- Plantar fasciitis
- Achilles tendinitis
- Heel pain
- Ankle sprains and fractures
- Foot fractures
- Sports-related injuries
- Bunions and hammertoes
- Corns and calluses
- Diabetic foot care
- Fungal infections
- Ingrown toenails
- Heel spurs
People with diabetes are prone to foot problems, often developing from a combination of poor circulation and nerve damage. Damage to the nerves in the legs and feet diminishes skin sensation, making it difficult to detect or notice pain or temperature changes. A minor sore or scrape on your foot may get infected simply because you don't know it is there. A decrease in blood flow makes it difficult for these injuries to heal. And when a wound isn't healing, it's at risk for infection. Left untreated, minor foot injuries can result in ulceration and even amputation.
Foot Care for Diabetics
Simple daily foot care can help prevent serious health problems associated with diabetes.
We recommend the following tips for keeping your feet healthy and preventing foot complications:
- Wash feet daily. Keep feet clean with mild soap and lukewarm water, and dry thoroughly.
- Moisturize. Moisturize daily to keep dry skin from cracking, and avoid putting lotion between your toes as this may cause infection.

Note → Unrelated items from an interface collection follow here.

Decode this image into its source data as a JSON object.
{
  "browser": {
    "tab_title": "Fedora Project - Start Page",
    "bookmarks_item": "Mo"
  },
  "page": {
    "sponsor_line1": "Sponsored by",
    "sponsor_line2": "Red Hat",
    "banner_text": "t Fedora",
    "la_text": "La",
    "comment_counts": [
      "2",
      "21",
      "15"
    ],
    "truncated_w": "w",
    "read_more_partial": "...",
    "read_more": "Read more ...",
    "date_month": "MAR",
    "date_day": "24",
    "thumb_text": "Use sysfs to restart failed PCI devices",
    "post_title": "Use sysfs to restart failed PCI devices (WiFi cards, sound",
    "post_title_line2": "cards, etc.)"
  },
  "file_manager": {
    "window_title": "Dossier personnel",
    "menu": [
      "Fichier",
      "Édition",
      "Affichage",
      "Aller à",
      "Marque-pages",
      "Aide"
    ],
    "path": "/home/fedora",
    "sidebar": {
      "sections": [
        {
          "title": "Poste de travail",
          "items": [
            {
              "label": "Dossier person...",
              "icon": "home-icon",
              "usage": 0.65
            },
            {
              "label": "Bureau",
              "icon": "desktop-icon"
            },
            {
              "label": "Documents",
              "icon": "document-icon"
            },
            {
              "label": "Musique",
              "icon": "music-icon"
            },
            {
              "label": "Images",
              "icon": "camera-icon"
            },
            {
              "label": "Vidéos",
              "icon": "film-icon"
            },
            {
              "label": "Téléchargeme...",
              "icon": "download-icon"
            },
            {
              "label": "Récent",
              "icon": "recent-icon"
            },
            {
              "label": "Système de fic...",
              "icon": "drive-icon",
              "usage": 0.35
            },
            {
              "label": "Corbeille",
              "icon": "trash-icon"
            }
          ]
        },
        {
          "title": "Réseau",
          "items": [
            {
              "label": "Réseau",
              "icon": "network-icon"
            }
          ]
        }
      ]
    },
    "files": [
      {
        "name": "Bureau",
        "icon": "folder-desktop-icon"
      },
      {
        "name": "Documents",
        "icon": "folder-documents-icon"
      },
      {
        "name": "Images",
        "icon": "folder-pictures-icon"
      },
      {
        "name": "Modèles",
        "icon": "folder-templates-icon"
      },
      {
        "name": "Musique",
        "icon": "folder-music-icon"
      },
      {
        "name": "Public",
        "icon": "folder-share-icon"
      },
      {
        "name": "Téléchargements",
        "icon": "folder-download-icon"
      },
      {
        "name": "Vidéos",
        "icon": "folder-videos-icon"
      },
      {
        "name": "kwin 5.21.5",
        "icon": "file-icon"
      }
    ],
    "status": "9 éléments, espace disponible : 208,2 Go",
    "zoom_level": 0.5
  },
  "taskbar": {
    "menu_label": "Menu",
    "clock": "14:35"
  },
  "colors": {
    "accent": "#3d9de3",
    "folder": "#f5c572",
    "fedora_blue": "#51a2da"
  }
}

- Trim your toenails carefully. Cut straight across, avoiding the corners; visit our office for assistance
- Never treat corns or calluses on your own. Visit your podiatrist for treatment.
- Protect your feet from hot and cold.
- Keep the blood flowing in your feet and legs. Elevate your feet when sitting, don't sit cross-legged, and stay active.
- Inspect your feet every day. Check your feet for cuts, redness, swelling and nail problems. Contact our practice if you notice anything unusual, even the slightest change.
- Avoid smoking. Smoking restricts blood flow in the feet
- Wear comfortable, supportive shoes and never walk barefoot
- Visit our practice for regular exams. Seeing a podiatrist at our office regularly can help prevent diabetic foot problems.
At our practice, we understand that living with diabetes can be challenging. Let's discuss simple ways you can reduce your risk of foot injuries. We'll work with you to create a treatment plan that fits your lifestyle and gets you back on your feet so you can enjoy the things you love. Remember to inspect your feet every day. If you detect an injury, no matter how small, come in for an exam right away.